Provided data:
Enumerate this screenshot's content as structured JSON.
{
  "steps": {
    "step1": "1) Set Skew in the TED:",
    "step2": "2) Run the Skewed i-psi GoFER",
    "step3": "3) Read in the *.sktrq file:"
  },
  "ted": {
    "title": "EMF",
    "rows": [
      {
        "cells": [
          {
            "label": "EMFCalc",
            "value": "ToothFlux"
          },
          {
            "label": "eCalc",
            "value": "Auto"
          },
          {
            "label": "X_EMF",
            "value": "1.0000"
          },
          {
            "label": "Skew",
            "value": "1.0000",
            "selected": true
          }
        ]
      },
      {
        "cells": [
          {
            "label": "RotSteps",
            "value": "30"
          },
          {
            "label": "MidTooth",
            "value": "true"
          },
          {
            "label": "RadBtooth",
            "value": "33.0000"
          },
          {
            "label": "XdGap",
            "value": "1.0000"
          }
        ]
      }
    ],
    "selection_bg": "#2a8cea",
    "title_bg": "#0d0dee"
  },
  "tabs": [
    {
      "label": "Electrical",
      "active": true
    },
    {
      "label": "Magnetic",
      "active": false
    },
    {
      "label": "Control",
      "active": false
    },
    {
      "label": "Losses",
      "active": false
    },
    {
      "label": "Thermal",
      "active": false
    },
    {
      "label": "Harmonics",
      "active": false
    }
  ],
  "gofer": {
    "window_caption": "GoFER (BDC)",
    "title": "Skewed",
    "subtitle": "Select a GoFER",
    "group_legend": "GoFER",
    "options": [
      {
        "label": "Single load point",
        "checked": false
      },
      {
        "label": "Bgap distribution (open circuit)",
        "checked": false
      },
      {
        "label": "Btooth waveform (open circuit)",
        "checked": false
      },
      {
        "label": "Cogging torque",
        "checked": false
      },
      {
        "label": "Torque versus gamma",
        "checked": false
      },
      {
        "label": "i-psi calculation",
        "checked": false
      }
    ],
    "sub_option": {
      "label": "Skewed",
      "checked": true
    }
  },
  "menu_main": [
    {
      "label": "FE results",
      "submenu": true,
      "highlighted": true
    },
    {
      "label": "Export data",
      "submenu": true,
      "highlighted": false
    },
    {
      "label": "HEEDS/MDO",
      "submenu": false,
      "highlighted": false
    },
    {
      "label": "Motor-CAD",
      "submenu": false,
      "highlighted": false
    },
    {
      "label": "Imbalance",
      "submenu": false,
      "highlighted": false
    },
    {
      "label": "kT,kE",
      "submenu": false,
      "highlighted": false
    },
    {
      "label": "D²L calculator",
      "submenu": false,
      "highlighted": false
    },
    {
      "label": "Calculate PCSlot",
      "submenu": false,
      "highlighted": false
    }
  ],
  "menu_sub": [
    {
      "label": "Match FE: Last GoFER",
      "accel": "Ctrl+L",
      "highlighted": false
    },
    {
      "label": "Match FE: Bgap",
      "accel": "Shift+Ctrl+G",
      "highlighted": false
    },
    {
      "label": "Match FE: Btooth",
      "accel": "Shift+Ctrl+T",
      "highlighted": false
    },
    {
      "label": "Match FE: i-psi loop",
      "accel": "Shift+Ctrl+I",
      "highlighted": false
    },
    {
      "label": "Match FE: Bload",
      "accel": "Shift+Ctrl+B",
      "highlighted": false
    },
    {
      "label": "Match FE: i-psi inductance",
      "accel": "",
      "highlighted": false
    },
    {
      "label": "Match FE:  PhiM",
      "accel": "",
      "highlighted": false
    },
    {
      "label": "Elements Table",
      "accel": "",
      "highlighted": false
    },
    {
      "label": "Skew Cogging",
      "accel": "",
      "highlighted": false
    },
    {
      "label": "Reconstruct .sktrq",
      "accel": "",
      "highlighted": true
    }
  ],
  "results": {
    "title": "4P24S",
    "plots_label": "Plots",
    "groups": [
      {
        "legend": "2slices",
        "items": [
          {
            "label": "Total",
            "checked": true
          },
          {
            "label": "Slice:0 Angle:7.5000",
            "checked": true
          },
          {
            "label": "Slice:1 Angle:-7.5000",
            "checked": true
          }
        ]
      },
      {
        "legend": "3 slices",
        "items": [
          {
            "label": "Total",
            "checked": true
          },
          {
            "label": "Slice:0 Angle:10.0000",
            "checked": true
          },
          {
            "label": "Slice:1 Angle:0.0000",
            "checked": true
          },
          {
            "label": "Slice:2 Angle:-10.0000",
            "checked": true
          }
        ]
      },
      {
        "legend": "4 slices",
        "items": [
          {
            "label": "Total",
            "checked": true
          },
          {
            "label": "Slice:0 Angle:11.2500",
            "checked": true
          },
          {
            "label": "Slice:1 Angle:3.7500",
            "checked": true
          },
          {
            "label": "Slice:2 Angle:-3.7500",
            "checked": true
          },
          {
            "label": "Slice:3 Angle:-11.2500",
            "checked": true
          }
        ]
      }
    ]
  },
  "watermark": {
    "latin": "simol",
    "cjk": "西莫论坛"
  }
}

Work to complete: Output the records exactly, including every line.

Expected answer:
Enumerate this screenshot's content as structured JSON.
{
  "steps": {
    "step1": "1) Set Skew in the TED:",
    "step2": "2) Run the Skewed i-psi GoFER",
    "step3": "3) Read in the *.sktrq file:"
  },
  "ted": {
    "title": "EMF",
    "rows": [
      {
        "cells": [
          {
            "label": "EMFCalc",
            "value": "ToothFlux"
          },
          {
            "label": "eCalc",
            "value": "Auto"
          },
          {
            "label": "X_EMF",
            "value": "1.0000"
          },
          {
            "label": "Skew",
            "value": "1.0000",
            "selected": true
          }
        ]
      },
      {
        "cells": [
          {
            "label": "RotSteps",
            "value": "30"
          },
          {
            "label": "MidTooth",
            "value": "true"
          },
          {
            "label": "RadBtooth",
            "value": "33.0000"
          },
          {
            "label": "XdGap",
            "value": "1.0000"
          }
        ]
      }
    ],
    "selection_bg": "#2a8cea",
    "title_bg": "#0d0dee"
  },
  "tabs": [
    {
      "label": "Electrical",
      "active": true
    },
    {
      "label": "Magnetic",
      "active": false
    },
    {
      "label": "Control",
      "active": false
    },
    {
      "label": "Losses",
      "active": false
    },
    {
      "label": "Thermal",
      "active": false
    },
    {
      "label": "Harmonics",
      "active": false
    }
  ],
  "gofer": {
    "window_caption": "GoFER (BDC)",
    "title": "Skewed",
    "subtitle": "Select a GoFER",
    "group_legend": "GoFER",
    "options": [
      {
        "label": "Single load point",
        "checked": false
      },
      {
        "label": "Bgap distribution (open circuit)",
        "checked": false
      },
      {
        "label": "Btooth waveform (open circuit)",
        "checked": false
      },
      {
        "label": "Cogging torque",
        "checked": false
      },
      {
        "label": "Torque versus gamma",
        "checked": false
      },
      {
        "label": "i-psi calculation",
        "checked": false
      }
    ],
    "sub_option": {
      "label": "Skewed",
      "checked": true
    }
  },
  "menu_main": [
    {
      "label": "FE results",
      "submenu": true,
      "highlighted": true
    },
    {
      "label": "Export data",
      "submenu": true,
      "highlighted": false
    },
    {
      "label": "HEEDS/MDO",
      "submenu": false,
      "highlighted": false
    },
    {
      "label": "Motor-CAD",
      "submenu": false,
      "highlighted": false
    },
    {
      "label": "Imbalance",
      "submenu": false,
      "highlighted": false
    },
    {
      "label": "kT,kE",
      "submenu": false,
      "highlighted": false
    },
    {
      "label": "D²L calculator",
      "submenu": false,
      "highlighted": false
    },
    {
      "label": "Calculate PCSlot",
      "submenu": false,
      "highlighted": false
    }
  ],
  "menu_sub": [
    {
      "label": "Match FE: Last GoFER",
      "accel": "Ctrl+L",
      "highlighted": false
    },
    {
      "label": "Match FE: Bgap",
      "accel": "Shift+Ctrl+G",
      "highlighted": false
    },
    {
      "label": "Match FE: Btooth",
      "accel": "Shift+Ctrl+T",
      "highlighted": false
    },
    {
      "label": "Match FE: i-psi loop",
      "accel": "Shift+Ctrl+I",
      "highlighted": false
    },
    {
      "label": "Match FE: Bload",
      "accel": "Shift+Ctrl+B",
      "highlighted": false
    },
    {
      "label": "Match FE: i-psi inductance",
      "accel": "",
      "highlighted": false
    },
    {
      "label": "Match FE:  PhiM",
      "accel": "",
      "highlighted": false
    },
    {
      "label": "Elements Table",
      "accel": "",
      "highlighted": false
    },
    {
      "label": "Skew Cogging",
      "accel": "",
      "highlighted": false
    },
    {
      "label": "Reconstruct .sktrq",
      "accel": "",
      "highlighted": true
    }
  ],
  "results": {
    "title": "4P24S",
    "plots_label": "Plots",
    "groups": [
      {
        "legend": "2slices",
        "items": [
          {
            "label": "Total",
            "checked": true
          },
          {
            "label": "Slice:0 Angle:7.5000",
            "checked": true
          },
          {
            "label": "Slice:1 Angle:-7.5000",
            "checked": true
          }
        ]
      },
      {
        "legend": "3 slices",
        "items": [
          {
            "label": "Total",
            "checked": true
          },
          {
            "label": "Slice:0 Angle:10.0000",
            "checked": true
          },
          {
            "label": "Slice:1 Angle:0.0000",
            "checked": true
          },
          {
            "label": "Slice:2 Angle:-10.0000",
            "checked": true
          }
        ]
      },
      {
        "legend": "4 slices",
        "items": [
          {
            "label": "Total",
            "checked": true
          },
          {
            "label": "Slice:0 Angle:11.2500",
            "checked": true
          },
          {
            "label": "Slice:1 Angle:3.7500",
            "checked": true
          },
          {
            "label": "Slice:2 Angle:-3.7500",
            "checked": true
          },
          {
            "label": "Slice:3 Angle:-11.2500",
            "checked": true
          }
        ]
      }
    ]
  },
  "watermark": {
    "latin": "simol",
    "cjk": "西莫论坛"
  }
}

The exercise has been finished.